This Canadian indie mainstay has been releasing lush and tender music since 2009, with his latest being the excellent 2023 LP Norm. While his 2020 release The Neon Skyline was more conceptual, Norm takes listeners on a journey through the artist’s many little epiphanies about love and snapshots of human connection.
Blondshell is one of 2023’s biggest indie breakouts. The LA-based artist uses music to transmute angst about toxic relationships and the instability of early adulthood, all while paying homage to grungy early aughts with blown-out guitars, thundering power chords, and even a song dedicated to the cult favorite TV show Veronica Mars.
British quintet Squid are sure to bring the noise to Reykjavík this year.

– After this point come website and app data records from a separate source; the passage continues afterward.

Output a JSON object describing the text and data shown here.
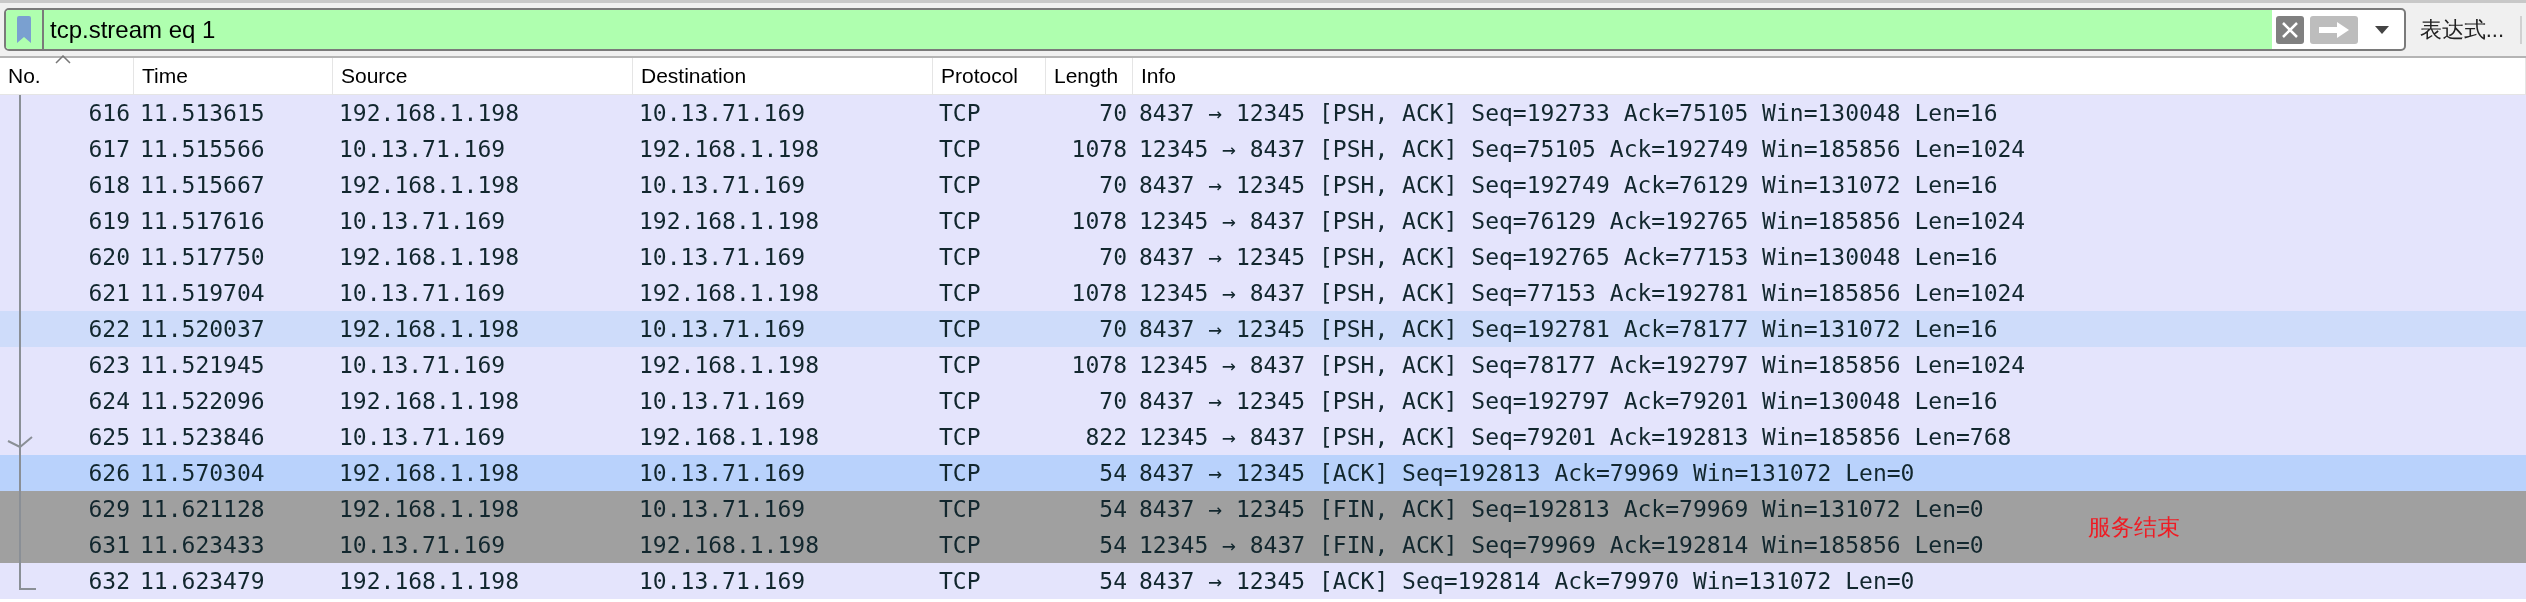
{
  "filter": {
    "value": "tcp.stream eq 1",
    "expression_button": "表达式..."
  },
  "table": {
    "columns": [
      {
        "label": "No.",
        "sorted": true
      },
      {
        "label": "Time",
        "sorted": false
      },
      {
        "label": "Source",
        "sorted": false
      },
      {
        "label": "Destination",
        "sorted": false
      },
      {
        "label": "Protocol",
        "sorted": false
      },
      {
        "label": "Length",
        "sorted": false
      },
      {
        "label": "Info",
        "sorted": false
      }
    ],
    "rows": [
      {
        "no": "616",
        "time": "11.513615",
        "source": "192.168.1.198",
        "destination": "10.13.71.169",
        "protocol": "TCP",
        "length": "70",
        "info": "8437 → 12345 [PSH, ACK] Seq=192733 Ack=75105 Win=130048 Len=16",
        "color": "#e4e4fc",
        "acked": false
      },
      {
        "no": "617",
        "time": "11.515566",
        "source": "10.13.71.169",
        "destination": "192.168.1.198",
        "protocol": "TCP",
        "length": "1078",
        "info": "12345 → 8437 [PSH, ACK] Seq=75105 Ack=192749 Win=185856 Len=1024",
        "color": "#e4e4fc",
        "acked": false
      },
      {
        "no": "618",
        "time": "11.515667",
        "source": "192.168.1.198",
        "destination": "10.13.71.169",
        "protocol": "TCP",
        "length": "70",
        "info": "8437 → 12345 [PSH, ACK] Seq=192749 Ack=76129 Win=131072 Len=16",
        "color": "#e4e4fc",
        "acked": false
      },
      {
        "no": "619",
        "time": "11.517616",
        "source": "10.13.71.169",
        "destination": "192.168.1.198",
        "protocol": "TCP",
        "length": "1078",
        "info": "12345 → 8437 [PSH, ACK] Seq=76129 Ack=192765 Win=185856 Len=1024",
        "color": "#e4e4fc",
        "acked": false
      },
      {
        "no": "620",
        "time": "11.517750",
        "source": "192.168.1.198",
        "destination": "10.13.71.169",
        "protocol": "TCP",
        "length": "70",
        "info": "8437 → 12345 [PSH, ACK] Seq=192765 Ack=77153 Win=130048 Len=16",
        "color": "#e4e4fc",
        "acked": false
      },
      {
        "no": "621",
        "time": "11.519704",
        "source": "10.13.71.169",
        "destination": "192.168.1.198",
        "protocol": "TCP",
        "length": "1078",
        "info": "12345 → 8437 [PSH, ACK] Seq=77153 Ack=192781 Win=185856 Len=1024",
        "color": "#e4e4fc",
        "acked": false
      },
      {
        "no": "622",
        "time": "11.520037",
        "source": "192.168.1.198",
        "destination": "10.13.71.169",
        "protocol": "TCP",
        "length": "70",
        "info": "8437 → 12345 [PSH, ACK] Seq=192781 Ack=78177 Win=131072 Len=16",
        "color": "#cedcfa",
        "acked": false
      },
      {
        "no": "623",
        "time": "11.521945",
        "source": "10.13.71.169",
        "destination": "192.168.1.198",
        "protocol": "TCP",
        "length": "1078",
        "info": "12345 → 8437 [PSH, ACK] Seq=78177 Ack=192797 Win=185856 Len=1024",
        "color": "#e4e4fc",
        "acked": false
      },
      {
        "no": "624",
        "time": "11.522096",
        "source": "192.168.1.198",
        "destination": "10.13.71.169",
        "protocol": "TCP",
        "length": "70",
        "info": "8437 → 12345 [PSH, ACK] Seq=192797 Ack=79201 Win=130048 Len=16",
        "color": "#e4e4fc",
        "acked": false
      },
      {
        "no": "625",
        "time": "11.523846",
        "source": "10.13.71.169",
        "destination": "192.168.1.198",
        "protocol": "TCP",
        "length": "822",
        "info": "12345 → 8437 [PSH, ACK] Seq=79201 Ack=192813 Win=185856 Len=768",
        "color": "#e4e4fc",
        "acked": true
      },
      {
        "no": "626",
        "time": "11.570304",
        "source": "192.168.1.198",
        "destination": "10.13.71.169",
        "protocol": "TCP",
        "length": "54",
        "info": "8437 → 12345 [ACK] Seq=192813 Ack=79969 Win=131072 Len=0",
        "color": "#b9d2fc",
        "acked": false
      },
      {
        "no": "629",
        "time": "11.621128",
        "source": "192.168.1.198",
        "destination": "10.13.71.169",
        "protocol": "TCP",
        "length": "54",
        "info": "8437 → 12345 [FIN, ACK] Seq=192813 Ack=79969 Win=131072 Len=0",
        "color": "#a0a0a0",
        "acked": false
      },
      {
        "no": "631",
        "time": "11.623433",
        "source": "10.13.71.169",
        "destination": "192.168.1.198",
        "protocol": "TCP",
        "length": "54",
        "info": "12345 → 8437 [FIN, ACK] Seq=79969 Ack=192814 Win=185856 Len=0",
        "color": "#a0a0a0",
        "acked": false
      },
      {
        "no": "632",
        "time": "11.623479",
        "source": "192.168.1.198",
        "destination": "10.13.71.169",
        "protocol": "TCP",
        "length": "54",
        "info": "8437 → 12345 [ACK] Seq=192814 Ack=79970 Win=131072 Len=0",
        "color": "#e4e4fc",
        "acked": false
      }
    ]
  },
  "annotation": {
    "text": "服务结束",
    "color": "#ee1c24"
  }
}
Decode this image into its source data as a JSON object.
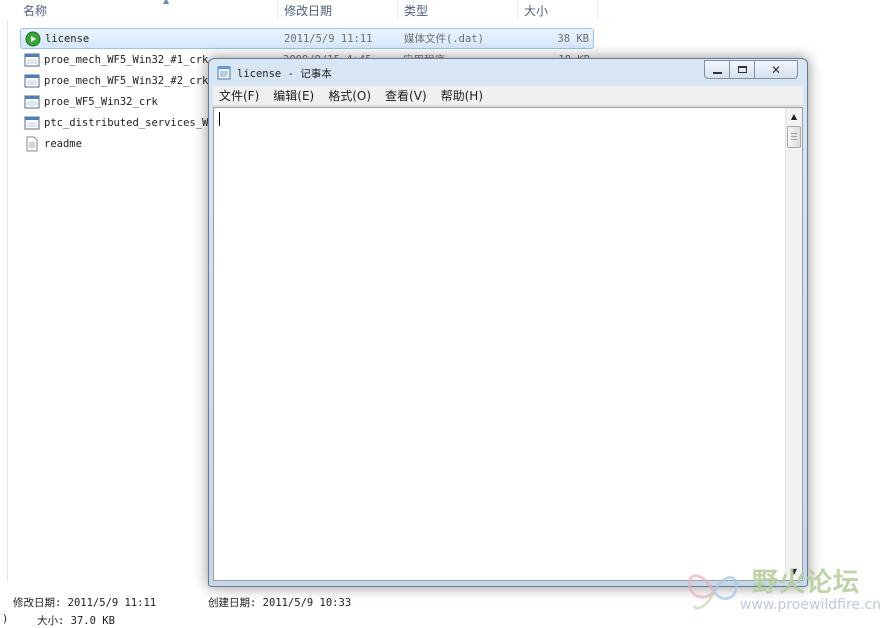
{
  "explorer": {
    "columns": {
      "name": "名称",
      "modified": "修改日期",
      "type": "类型",
      "size": "大小"
    },
    "files": [
      {
        "name": "license",
        "date": "2011/5/9 11:11",
        "type": "媒体文件(.dat)",
        "size": "38 KB",
        "icon": "media-file-icon",
        "selected": true
      },
      {
        "name": "proe_mech_WF5_Win32_#1_crk",
        "date": "2009/9/15 4:45",
        "type": "应用程序",
        "size": "18 KB",
        "icon": "application-icon",
        "selected": false
      },
      {
        "name": "proe_mech_WF5_Win32_#2_crk",
        "date": "",
        "type": "",
        "size": "",
        "icon": "application-icon",
        "selected": false
      },
      {
        "name": "proe_WF5_Win32_crk",
        "date": "",
        "type": "",
        "size": "",
        "icon": "application-icon",
        "selected": false
      },
      {
        "name": "ptc_distributed_services_WF5",
        "date": "",
        "type": "",
        "size": "",
        "icon": "application-icon",
        "selected": false
      },
      {
        "name": "readme",
        "date": "",
        "type": "",
        "size": "",
        "icon": "text-document-icon",
        "selected": false
      }
    ],
    "status": {
      "modified": "修改日期: 2011/5/9 11:11",
      "created": "创建日期: 2011/5/9 10:33",
      "size": "大小: 37.0 KB",
      "left_paren": ")"
    }
  },
  "notepad": {
    "title": "license - 记事本",
    "menu": [
      "文件(F)",
      "编辑(E)",
      "格式(O)",
      "查看(V)",
      "帮助(H)"
    ],
    "content": ""
  },
  "watermark": {
    "title": "野火论坛",
    "url": "www.proewildfire.cn"
  },
  "colors": {
    "selection": "#d6e8fb",
    "window_frame": "#c6d7ea",
    "header_text": "#4c607a"
  }
}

With their latest project O Monolith, Squid’s palpable energy manages to be both noisy and melodic. Throughout eight songs, Squid takes listeners on a disorienting journey, with much of their music starting slow before the band launches into a full-on frenzy of sound. With Squid, it’s safe to say listeners should expect the unexpected.

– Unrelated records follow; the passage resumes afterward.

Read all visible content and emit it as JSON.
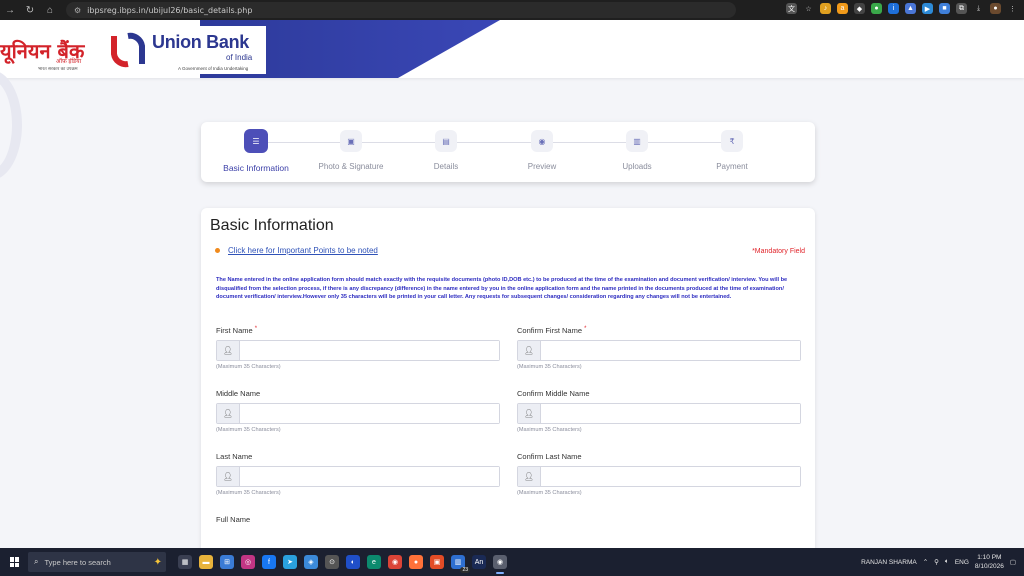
{
  "browser": {
    "url": "ibpsreg.ibps.in/ubijul26/basic_details.php",
    "nav_icons": [
      "back-icon",
      "forward-icon",
      "reload-icon",
      "home-icon"
    ]
  },
  "header": {
    "logo_hindi": "यूनियन बैंक",
    "logo_hindi_sub": "ऑफ़ इंडिया",
    "logo_hindi_tag": "भारत सरकार का उपक्रम",
    "logo_english": "Union Bank",
    "logo_english_sub": "of India",
    "logo_gov": "A Government of India Undertaking",
    "brand_color": "#2c3790",
    "accent_color": "#d3232a"
  },
  "stepper": {
    "steps": [
      {
        "label": "Basic Information",
        "icon": "list-icon",
        "active": true
      },
      {
        "label": "Photo & Signature",
        "icon": "image-icon",
        "active": false
      },
      {
        "label": "Details",
        "icon": "document-icon",
        "active": false
      },
      {
        "label": "Preview",
        "icon": "eye-icon",
        "active": false
      },
      {
        "label": "Uploads",
        "icon": "upload-file-icon",
        "active": false
      },
      {
        "label": "Payment",
        "icon": "rupee-icon",
        "active": false
      }
    ]
  },
  "form": {
    "title": "Basic Information",
    "important_link": "Click here for Important Points to be noted",
    "mandatory_note": "*Mandatory Field",
    "notice": "The Name entered in the online application form should match exactly with the requisite documents (photo ID,DOB etc.) to be produced at the time of the examination and document verification/ interview. You will be disqualified from the selection process, if there is any discrepancy (difference) in the name entered by you in the online application form and the name printed in the documents produced at the time of examination/ document verification/ interview.However only 35 characters will be printed in your call letter. Any requests for subsequent changes/ consideration regarding any changes will not be entertained.",
    "fields": {
      "first_name": {
        "label": "First Name",
        "required_mark": "*",
        "value": "",
        "hint": "(Maximum 35 Characters)"
      },
      "confirm_first_name": {
        "label": "Confirm First Name",
        "required_mark": "*",
        "value": "",
        "hint": "(Maximum 35 Characters)"
      },
      "middle_name": {
        "label": "Middle Name",
        "value": "",
        "hint": "(Maximum 35 Characters)"
      },
      "confirm_middle_name": {
        "label": "Confirm Middle Name",
        "value": "",
        "hint": "(Maximum 35 Characters)"
      },
      "last_name": {
        "label": "Last Name",
        "value": "",
        "hint": "(Maximum 35 Characters)"
      },
      "confirm_last_name": {
        "label": "Confirm Last Name",
        "value": "",
        "hint": "(Maximum 35 Characters)"
      },
      "full_name": {
        "label": "Full Name",
        "value": ""
      }
    }
  },
  "taskbar": {
    "search_placeholder": "Type here to search",
    "user": "RANJAN SHARMA",
    "language": "ENG",
    "time": "1:10 PM",
    "date": "8/10/2026",
    "badge_count": "23"
  }
}
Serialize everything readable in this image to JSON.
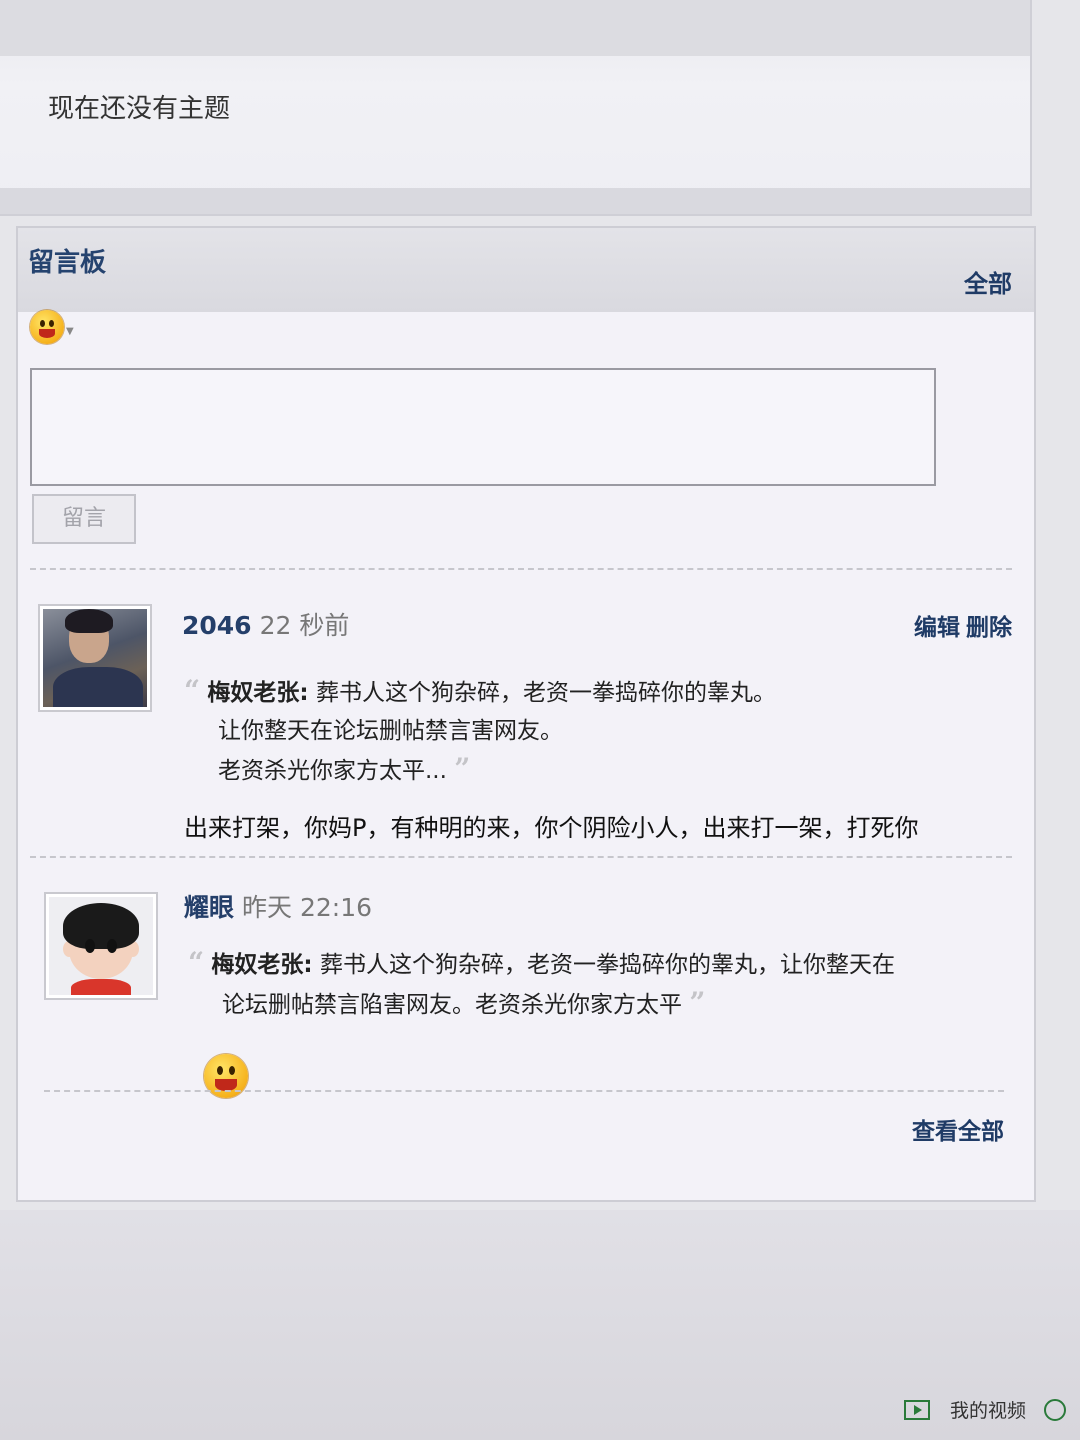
{
  "topic": {
    "title": "现在还没有主题"
  },
  "board": {
    "title": "留言板",
    "all_link": "全部",
    "emoji_icon": "smiley-face-icon",
    "textarea_value": "",
    "submit_label": "留言",
    "view_all": "查看全部",
    "messages": [
      {
        "author": "2046",
        "time": "22 秒前",
        "actions": {
          "edit": "编辑",
          "delete": "删除"
        },
        "avatar": "user-photo-avatar",
        "quote_author": "梅奴老张:",
        "quote_lines": [
          "葬书人这个狗杂碎，老资一拳捣碎你的睾丸。",
          "让你整天在论坛删帖禁言害网友。",
          "老资杀光你家方太平..."
        ],
        "reply": "出来打架，你妈P，有种明的来，你个阴险小人，出来打一架，打死你"
      },
      {
        "author": "耀眼",
        "time": "昨天 22:16",
        "avatar": "cartoon-avatar",
        "quote_author": "梅奴老张:",
        "quote_lines": [
          "葬书人这个狗杂碎，老资一拳捣碎你的睾丸，让你整天在",
          "论坛删帖禁言陷害网友。老资杀光你家方太平"
        ],
        "reply_emoji": "laughing-smiley-icon"
      }
    ]
  },
  "taskbar": {
    "video_label": "我的视频"
  },
  "colors": {
    "link": "#1f3b66",
    "author": "#243f6a",
    "panel": "#f3f2f8"
  }
}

This Boston-by-way-of-Texas artist has gone from indie breakout to consistent favorite since dropping his 2020 debut Giver Taker. On the heels of his sophomore album The King, which dropped in September, Anjimile explores and reflects on his identity through music. Moving fluidly from tender and quiet to rageful and raucous, Anjimile’s boundless sound pushes the boundaries of folk rock.

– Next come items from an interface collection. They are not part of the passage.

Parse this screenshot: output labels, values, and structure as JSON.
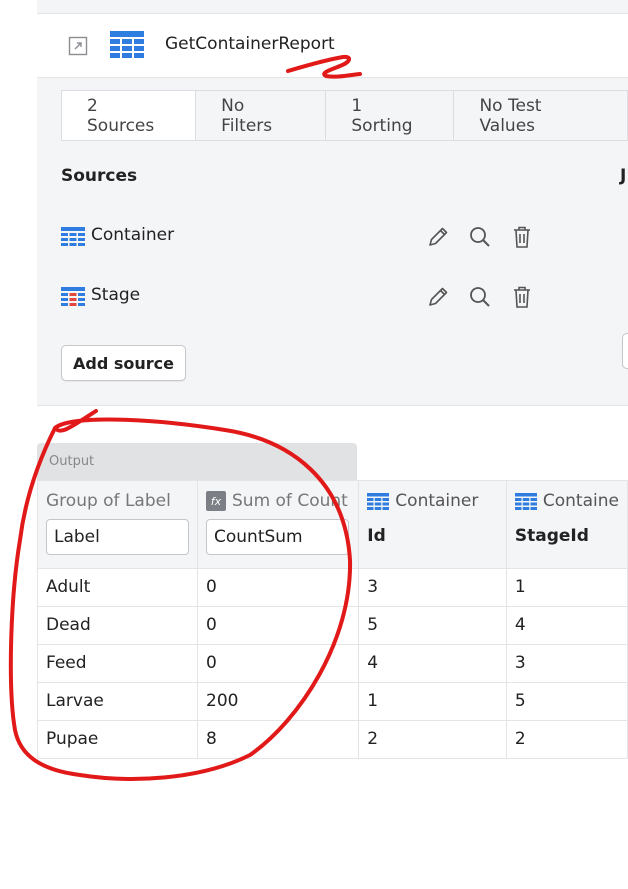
{
  "query": {
    "title": "GetContainerReport"
  },
  "tabs": [
    {
      "label": "2 Sources",
      "active": true
    },
    {
      "label": "No Filters",
      "active": false
    },
    {
      "label": "1 Sorting",
      "active": false
    },
    {
      "label": "No Test Values",
      "active": false
    }
  ],
  "sources_panel": {
    "heading": "Sources",
    "joins_heading_partial": "J",
    "items": [
      {
        "name": "Container",
        "icon": "blue-table-icon"
      },
      {
        "name": "Stage",
        "icon": "red-blue-table-icon"
      }
    ],
    "add_label": "Add source"
  },
  "output": {
    "label": "Output",
    "columns": [
      {
        "caption": "Group of Label",
        "input_value": "Label"
      },
      {
        "caption": "Sum of Count",
        "input_value": "CountSum",
        "icon": "fx-icon"
      },
      {
        "caption": "Container",
        "field": "Id",
        "icon": "table-icon"
      },
      {
        "caption": "Containe",
        "field": "StageId",
        "icon": "table-icon"
      }
    ],
    "rows": [
      [
        "Adult",
        "0",
        "3",
        "1"
      ],
      [
        "Dead",
        "0",
        "5",
        "4"
      ],
      [
        "Feed",
        "0",
        "4",
        "3"
      ],
      [
        "Larvae",
        "200",
        "1",
        "5"
      ],
      [
        "Pupae",
        "8",
        "2",
        "2"
      ]
    ]
  },
  "colors": {
    "accent_blue": "#2f7de1",
    "annotation_red": "#e11919",
    "panel_bg": "#f4f5f7"
  }
}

JFDR is the project of Icelandic singer-songwriter, Jófríður Ákadóttir. her wistful approach to music goes from moody to reflective, creating music that’s, in her words, “about clearing and healing; like breathing fresh strong air through your old self.” Her music has already inspired many, including Björk, who cites her as an inspiration.
Daði Freyr is another Iceland musician taking the stage at the festival this year, though he now resides in Berlin. Freyr burst onto the international music scene when he represented Iceland in the 2021 Eurovision Song Contest with the track “10 Years,” which impressively finished in fourth place. Since then, Freyr has been honing his feel-good music, continuing to release upbeat synth-forward music with his latest album I Made An Album that’s sure to be a blast to year in a live setting.
Alternative K-pop group Balming Tiger is a genre-blending group known for their tangible energy, cutting-edge sound, and awe-inspiring stage presence. Together, they fuse elements of punk, hip-hop, and synthy pop as heard on their just-released debut LP January Never Dies. They also have a collaboration with BTS’ RM, “Sexy Nukim,” which gives a taste of their swaggering, feel-good sound.
Dutch-Sudanese R&B/Soul artist Gaidaa isn’t one to miss at Iceland Airwaves. Hailing from The Netherlands, Gaidaa’s music is characterized by powerful emotion she pours into each one of her songs. Mixing honeyed vocals with pacifying melodies, Gaidaa represents a new generation of soul artists poised to take the world by storm.
What do you get when you cross hip-hop, political satire, and Gaelic? The answer is Kneecap, a newly signed hip-hop trio hailing from Northern Ireland on a mission to bring their culture to wider audiences. The group, which rap mostly in their native language, aim to ignite conversations about Irish history with a swaggering sound, wild energy, and sharp lyricism.
Canadian indie singer-songwriter Haley Blais oftentimes sings of growing pains. No, not the ones you experienced as a young kid. Rather, the emotional growing pains of being in your twenties. The singer’s stunning, airy vocals are the result of her time as a classically trained opera vocalist, and with her new album Wisecrack, Blais strives to uncover the darker side of coming into adulthood while still maintaining a sense of playfulness in her sound.
Iceland Airwaves hits Reykjavik on November 2nd. Find more information about the festival here.